"Unprecedented" Pacific Trade Wind Strengthening And Pacific Cooling Amplified By Atlantic Warming


This image from a new paper published in Nature Climate Changes shows the relationship between temperature anomalies in the Atlantic (red) and Pacific (blue) as shown in the top panel with anomalies in atmospheric pressure at sea level (SLP) and trade winds strengths as shown in the bottom panel  - where the detrended zonal surface wind velocity anomalies is the black line; and the 11-month running mean of the detrended Atlantic/Pacific SLP anomaly difference is the cyan line. The authors - from the University of Hawaii and from the University of New South Wales - state: "An unprecedented strengthening of Pacific trade winds since the late 1990s has caused widespread climate perturbations, including rapid sea-level rise in the western tropical Pacific, strengthening of Indo-Pacific ocean currents, and an increased uptake of heat in the equatorial Pacific thermocline. The corresponding intensification of the atmospheric Walker circulation is also associated with sea surface cooling in the eastern Pacific, which has been identified as one of the contributors to the current pause in global surface warming". Image courtesy: the authors and Nature Climate Change. Story here.



Satellite Data Shows Global Temperature Anomaly For July Is Flat Indicating Recent Surge Peaked


Latest satellite data show that global average temperatures for the lower troposphere were essentially flat in July compared with June indicating that the surge in temperatures seen over the first few months of 2014 has peaked. Global average temperature anomalies for July 2014 have been calculated for the lower troposphere using satellite data by the University of Alabama in Huntsville (UAH) and US firm Remote Sensing Systems (RSS). UAH's Version 5.6 global satellite-measured average lower tropospheric temperature (LT) anomaly for July 2014 is +0.31C making July 2014 the fifth warmest July in the 36 year old satellite dataset. This is in line with the +0.30C reported in June. Meanwhile RSS's Version 3.3 Global Land And Sea average lower troposphere temperature anomaly for June 2014 is +0.35C, which is in line with its June anomaly of +0.34C. These results indicate that temperatures may have peaked after rising sharply earlier this year. Image courtesy: Dr Roy Spencer. Full story here.



Paper Suggests Antarctic Sea Ice Growth May Have Been Overestimated Due To Satellite Data Error


New research suggests that Antarctic sea ice may not have grown as fast as thought in the past. A team of scientists say a previously unseen processing error in satellite data led to an apparent jump in Southern Hemisphere sea ice extent of around 200,000 square kilometers back in 1991. For comparison, total Antarctic sea ice extent growth since 1990 has now amounted to around 1 million square kilometers.  Satellite observations suggest that sea ice cover in the Antarctic is expanding – albeit at a moderate rate – and that sea ice extent has reached record highs in recent years – most recently at the end of June. The mystery over what has caused the Southern Hemisphere sea ice cover to increase in a warming world has puzzled scientists since the trend was first spotted. Image shows a tabular iceberg surrounded by sea ice in the Antarctic and is courtesy of Eva Nowatzki, distributed via imaggeo.egu.eu. Story here.
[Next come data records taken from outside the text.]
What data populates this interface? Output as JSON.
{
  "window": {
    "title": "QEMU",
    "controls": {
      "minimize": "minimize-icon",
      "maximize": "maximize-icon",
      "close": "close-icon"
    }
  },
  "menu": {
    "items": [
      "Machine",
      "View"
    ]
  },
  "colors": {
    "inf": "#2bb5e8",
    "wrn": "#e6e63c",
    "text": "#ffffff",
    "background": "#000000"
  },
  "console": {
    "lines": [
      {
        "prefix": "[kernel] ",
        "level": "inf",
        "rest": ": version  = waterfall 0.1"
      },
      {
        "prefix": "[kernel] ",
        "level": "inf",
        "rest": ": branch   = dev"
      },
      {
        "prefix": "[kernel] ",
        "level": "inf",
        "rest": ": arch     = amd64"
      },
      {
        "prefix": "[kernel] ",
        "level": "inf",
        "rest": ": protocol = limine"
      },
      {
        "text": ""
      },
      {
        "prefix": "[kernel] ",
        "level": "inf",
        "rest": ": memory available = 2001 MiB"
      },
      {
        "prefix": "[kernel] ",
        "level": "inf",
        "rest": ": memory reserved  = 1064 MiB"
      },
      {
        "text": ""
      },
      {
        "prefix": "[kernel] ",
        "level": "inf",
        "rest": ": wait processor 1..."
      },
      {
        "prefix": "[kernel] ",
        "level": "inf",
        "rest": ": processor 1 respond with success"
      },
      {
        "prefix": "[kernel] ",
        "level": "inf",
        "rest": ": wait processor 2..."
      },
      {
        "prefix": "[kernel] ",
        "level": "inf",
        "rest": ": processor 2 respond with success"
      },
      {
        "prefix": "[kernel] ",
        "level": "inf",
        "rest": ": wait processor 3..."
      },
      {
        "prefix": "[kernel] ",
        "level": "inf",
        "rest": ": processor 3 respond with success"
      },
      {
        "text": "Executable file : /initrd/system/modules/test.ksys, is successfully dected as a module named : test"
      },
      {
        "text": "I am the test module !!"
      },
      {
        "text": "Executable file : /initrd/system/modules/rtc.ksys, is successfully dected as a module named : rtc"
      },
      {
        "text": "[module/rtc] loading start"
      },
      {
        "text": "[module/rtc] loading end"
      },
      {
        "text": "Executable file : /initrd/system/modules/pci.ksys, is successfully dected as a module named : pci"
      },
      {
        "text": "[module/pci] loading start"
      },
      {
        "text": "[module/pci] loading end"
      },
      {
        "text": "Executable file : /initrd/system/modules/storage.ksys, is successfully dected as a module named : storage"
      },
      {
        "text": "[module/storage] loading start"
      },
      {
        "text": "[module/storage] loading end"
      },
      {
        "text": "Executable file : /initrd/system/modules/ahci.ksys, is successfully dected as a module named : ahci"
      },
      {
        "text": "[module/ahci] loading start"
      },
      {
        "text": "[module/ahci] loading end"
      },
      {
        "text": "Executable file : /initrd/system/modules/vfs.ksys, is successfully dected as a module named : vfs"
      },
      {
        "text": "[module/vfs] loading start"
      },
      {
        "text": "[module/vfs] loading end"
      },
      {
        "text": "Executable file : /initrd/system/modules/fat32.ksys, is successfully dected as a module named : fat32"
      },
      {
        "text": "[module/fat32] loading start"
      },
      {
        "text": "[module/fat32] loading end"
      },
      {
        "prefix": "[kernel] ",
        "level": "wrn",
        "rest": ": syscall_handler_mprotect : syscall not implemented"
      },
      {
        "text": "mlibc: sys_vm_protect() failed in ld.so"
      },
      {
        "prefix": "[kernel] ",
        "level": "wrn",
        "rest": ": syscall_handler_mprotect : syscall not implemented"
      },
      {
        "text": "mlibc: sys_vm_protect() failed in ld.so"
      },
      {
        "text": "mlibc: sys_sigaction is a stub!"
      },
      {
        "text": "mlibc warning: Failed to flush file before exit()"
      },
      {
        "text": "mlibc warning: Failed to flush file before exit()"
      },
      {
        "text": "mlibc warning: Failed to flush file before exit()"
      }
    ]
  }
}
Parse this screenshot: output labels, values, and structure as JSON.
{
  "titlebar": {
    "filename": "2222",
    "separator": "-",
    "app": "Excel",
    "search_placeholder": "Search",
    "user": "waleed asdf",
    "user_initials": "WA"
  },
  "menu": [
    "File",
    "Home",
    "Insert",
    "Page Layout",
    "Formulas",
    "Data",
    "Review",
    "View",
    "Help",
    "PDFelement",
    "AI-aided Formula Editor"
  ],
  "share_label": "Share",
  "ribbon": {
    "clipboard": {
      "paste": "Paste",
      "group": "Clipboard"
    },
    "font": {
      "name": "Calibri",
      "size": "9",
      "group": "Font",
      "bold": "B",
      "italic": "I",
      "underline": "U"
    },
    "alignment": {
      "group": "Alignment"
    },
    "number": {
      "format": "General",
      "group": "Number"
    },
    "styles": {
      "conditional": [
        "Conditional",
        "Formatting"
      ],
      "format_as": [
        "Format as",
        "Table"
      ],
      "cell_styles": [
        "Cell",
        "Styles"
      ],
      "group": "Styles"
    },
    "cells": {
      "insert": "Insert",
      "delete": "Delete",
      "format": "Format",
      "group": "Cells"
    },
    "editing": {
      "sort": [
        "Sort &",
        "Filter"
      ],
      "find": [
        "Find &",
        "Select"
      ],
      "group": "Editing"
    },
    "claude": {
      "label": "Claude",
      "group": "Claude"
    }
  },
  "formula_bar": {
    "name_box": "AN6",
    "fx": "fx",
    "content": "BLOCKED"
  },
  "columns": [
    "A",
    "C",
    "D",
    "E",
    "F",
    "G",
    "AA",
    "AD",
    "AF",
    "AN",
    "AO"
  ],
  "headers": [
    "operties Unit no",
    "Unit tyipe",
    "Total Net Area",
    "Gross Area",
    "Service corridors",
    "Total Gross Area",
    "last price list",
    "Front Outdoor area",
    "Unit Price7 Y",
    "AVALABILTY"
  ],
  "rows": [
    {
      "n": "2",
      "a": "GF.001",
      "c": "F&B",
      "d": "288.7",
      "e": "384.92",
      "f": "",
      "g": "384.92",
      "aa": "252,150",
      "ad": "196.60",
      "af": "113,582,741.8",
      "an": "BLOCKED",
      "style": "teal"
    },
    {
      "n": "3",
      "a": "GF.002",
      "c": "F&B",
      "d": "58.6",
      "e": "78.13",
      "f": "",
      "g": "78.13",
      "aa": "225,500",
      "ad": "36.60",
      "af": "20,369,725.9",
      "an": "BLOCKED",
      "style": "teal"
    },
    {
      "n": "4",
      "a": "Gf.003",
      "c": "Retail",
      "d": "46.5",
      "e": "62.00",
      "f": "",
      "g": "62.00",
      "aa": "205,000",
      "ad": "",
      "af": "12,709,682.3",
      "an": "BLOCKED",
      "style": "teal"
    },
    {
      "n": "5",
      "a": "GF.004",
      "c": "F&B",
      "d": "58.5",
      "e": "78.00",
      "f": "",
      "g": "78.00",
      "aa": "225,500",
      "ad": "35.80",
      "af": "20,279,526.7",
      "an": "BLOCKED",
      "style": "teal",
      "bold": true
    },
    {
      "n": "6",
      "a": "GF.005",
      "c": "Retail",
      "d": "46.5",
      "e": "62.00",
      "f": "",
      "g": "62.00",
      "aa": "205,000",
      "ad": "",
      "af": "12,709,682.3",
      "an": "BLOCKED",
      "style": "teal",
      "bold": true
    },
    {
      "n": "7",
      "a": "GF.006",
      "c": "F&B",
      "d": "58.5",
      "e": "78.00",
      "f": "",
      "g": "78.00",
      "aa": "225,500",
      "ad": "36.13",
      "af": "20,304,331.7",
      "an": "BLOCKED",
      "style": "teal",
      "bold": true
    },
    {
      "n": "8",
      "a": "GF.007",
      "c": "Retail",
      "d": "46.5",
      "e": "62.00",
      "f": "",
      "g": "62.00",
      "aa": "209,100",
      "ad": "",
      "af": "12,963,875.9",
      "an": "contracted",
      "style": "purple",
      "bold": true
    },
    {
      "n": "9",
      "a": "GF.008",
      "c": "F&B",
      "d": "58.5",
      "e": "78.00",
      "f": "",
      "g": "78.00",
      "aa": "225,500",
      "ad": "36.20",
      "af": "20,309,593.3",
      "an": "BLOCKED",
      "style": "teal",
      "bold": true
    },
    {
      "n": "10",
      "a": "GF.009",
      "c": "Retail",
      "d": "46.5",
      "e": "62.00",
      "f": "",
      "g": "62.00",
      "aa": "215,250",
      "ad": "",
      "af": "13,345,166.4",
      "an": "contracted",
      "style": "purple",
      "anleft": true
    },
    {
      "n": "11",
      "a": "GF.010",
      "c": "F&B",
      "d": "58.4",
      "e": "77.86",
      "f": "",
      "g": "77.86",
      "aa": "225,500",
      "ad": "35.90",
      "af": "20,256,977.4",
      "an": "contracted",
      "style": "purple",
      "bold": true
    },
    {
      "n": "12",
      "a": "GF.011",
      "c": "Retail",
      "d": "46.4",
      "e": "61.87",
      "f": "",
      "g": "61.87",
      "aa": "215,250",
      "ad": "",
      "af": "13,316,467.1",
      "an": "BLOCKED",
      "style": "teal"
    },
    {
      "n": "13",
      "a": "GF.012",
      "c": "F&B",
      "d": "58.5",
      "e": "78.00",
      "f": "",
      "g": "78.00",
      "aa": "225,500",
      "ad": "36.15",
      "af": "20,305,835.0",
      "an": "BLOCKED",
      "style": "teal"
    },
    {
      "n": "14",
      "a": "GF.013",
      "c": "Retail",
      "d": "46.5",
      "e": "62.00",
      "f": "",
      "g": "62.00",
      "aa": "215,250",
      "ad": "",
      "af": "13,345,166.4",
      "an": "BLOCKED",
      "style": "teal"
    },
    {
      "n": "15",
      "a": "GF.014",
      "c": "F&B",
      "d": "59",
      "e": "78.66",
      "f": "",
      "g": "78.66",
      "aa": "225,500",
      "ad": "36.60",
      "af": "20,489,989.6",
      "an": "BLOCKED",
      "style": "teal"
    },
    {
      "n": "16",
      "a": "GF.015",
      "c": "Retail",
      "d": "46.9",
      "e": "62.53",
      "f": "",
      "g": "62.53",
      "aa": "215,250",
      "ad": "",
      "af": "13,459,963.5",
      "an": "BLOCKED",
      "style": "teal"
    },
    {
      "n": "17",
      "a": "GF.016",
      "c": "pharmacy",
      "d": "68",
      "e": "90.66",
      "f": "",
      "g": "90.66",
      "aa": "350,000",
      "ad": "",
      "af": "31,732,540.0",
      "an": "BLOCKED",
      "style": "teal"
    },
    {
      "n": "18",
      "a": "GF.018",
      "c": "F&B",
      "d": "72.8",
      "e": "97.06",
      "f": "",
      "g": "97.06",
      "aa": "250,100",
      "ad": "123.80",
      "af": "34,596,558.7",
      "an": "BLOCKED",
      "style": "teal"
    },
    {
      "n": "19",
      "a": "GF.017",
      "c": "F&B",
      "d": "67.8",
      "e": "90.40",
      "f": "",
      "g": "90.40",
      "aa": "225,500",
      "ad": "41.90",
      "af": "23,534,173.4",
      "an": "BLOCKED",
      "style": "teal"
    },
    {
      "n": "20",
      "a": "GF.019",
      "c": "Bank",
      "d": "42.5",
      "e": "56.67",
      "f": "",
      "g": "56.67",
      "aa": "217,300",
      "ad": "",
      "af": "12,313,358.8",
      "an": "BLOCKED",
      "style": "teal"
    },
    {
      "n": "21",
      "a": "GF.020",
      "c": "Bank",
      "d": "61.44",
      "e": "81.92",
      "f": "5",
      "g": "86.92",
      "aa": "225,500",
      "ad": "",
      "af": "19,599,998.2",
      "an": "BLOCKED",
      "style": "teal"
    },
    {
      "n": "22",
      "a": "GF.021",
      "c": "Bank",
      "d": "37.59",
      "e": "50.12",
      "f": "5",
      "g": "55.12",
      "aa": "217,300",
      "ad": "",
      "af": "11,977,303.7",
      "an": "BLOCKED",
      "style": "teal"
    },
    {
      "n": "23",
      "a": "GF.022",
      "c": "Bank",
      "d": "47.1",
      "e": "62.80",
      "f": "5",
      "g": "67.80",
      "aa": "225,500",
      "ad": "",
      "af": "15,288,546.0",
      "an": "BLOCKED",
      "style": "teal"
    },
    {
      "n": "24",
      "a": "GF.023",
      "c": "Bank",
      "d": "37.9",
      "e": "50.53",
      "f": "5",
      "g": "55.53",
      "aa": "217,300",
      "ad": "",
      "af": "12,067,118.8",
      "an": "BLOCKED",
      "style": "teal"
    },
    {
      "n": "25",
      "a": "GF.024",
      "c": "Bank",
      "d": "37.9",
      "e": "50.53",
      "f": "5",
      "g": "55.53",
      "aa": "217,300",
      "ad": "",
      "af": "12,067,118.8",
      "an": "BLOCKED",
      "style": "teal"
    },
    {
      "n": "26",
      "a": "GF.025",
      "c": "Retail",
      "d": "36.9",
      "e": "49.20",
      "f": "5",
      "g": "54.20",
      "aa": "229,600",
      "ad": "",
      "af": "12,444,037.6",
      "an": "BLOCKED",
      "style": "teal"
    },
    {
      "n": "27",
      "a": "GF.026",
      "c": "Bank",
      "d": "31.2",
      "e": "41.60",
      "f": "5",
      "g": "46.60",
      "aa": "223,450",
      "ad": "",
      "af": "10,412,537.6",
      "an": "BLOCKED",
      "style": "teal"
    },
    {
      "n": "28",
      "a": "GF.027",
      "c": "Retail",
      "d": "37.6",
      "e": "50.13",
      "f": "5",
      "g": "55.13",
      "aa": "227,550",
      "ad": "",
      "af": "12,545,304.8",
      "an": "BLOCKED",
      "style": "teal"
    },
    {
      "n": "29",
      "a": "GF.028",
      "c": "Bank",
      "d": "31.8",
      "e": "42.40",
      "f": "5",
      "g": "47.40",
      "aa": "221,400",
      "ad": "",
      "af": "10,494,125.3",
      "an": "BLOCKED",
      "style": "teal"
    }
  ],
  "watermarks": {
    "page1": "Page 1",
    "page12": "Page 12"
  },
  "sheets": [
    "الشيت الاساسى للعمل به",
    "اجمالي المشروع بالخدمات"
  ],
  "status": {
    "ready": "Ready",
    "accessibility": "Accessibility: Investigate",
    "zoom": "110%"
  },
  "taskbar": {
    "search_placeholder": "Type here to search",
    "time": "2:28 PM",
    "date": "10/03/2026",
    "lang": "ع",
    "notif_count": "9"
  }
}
Global Warming Pause Is No More Than A Natural Variation Says Statistical Study Of Historic Data


Statistical analysis of average global temperatures between 1998 and 2013 shows that the slowdown in global warming during this period is consistent with natural variations in temperature, according to research by McGill University physics professor Shaun Lovejoy. In a paper published this month in Geophysical Research Letters, Lovejoy concludes that a natural cooling fluctuation during this period largely masked the warming effects of a continued increase in man-made emissions of carbon dioxide and other greenhouse gases. The new study applies a statistical methodology developed by the McGill researcher in a previous paper, published in April which ruled out, with more than 99% certainty, the possibility that global warming in the industrial era is just a natural fluctuation in the earth’s climate. In his new paper, Lovejoy applies the same approach to the 15-year period after 1998, known as the Pause, during which globally averaged temperatures remained high by historical standards, but were somewhat below most predictions generated by the complex computer models used by scientists to estimate the effects of greenhouse-gas emissions. This graphic, from the paper and courtesy of the authors and GRL, shows that the pattern seen in the Pause is in line with variations that occur historically every 20 to 50 years where as the warming pattern seen over the majority of the period of the industrial era, if natural, would be the kind of pattern seen only once in thousands of years. Full story here.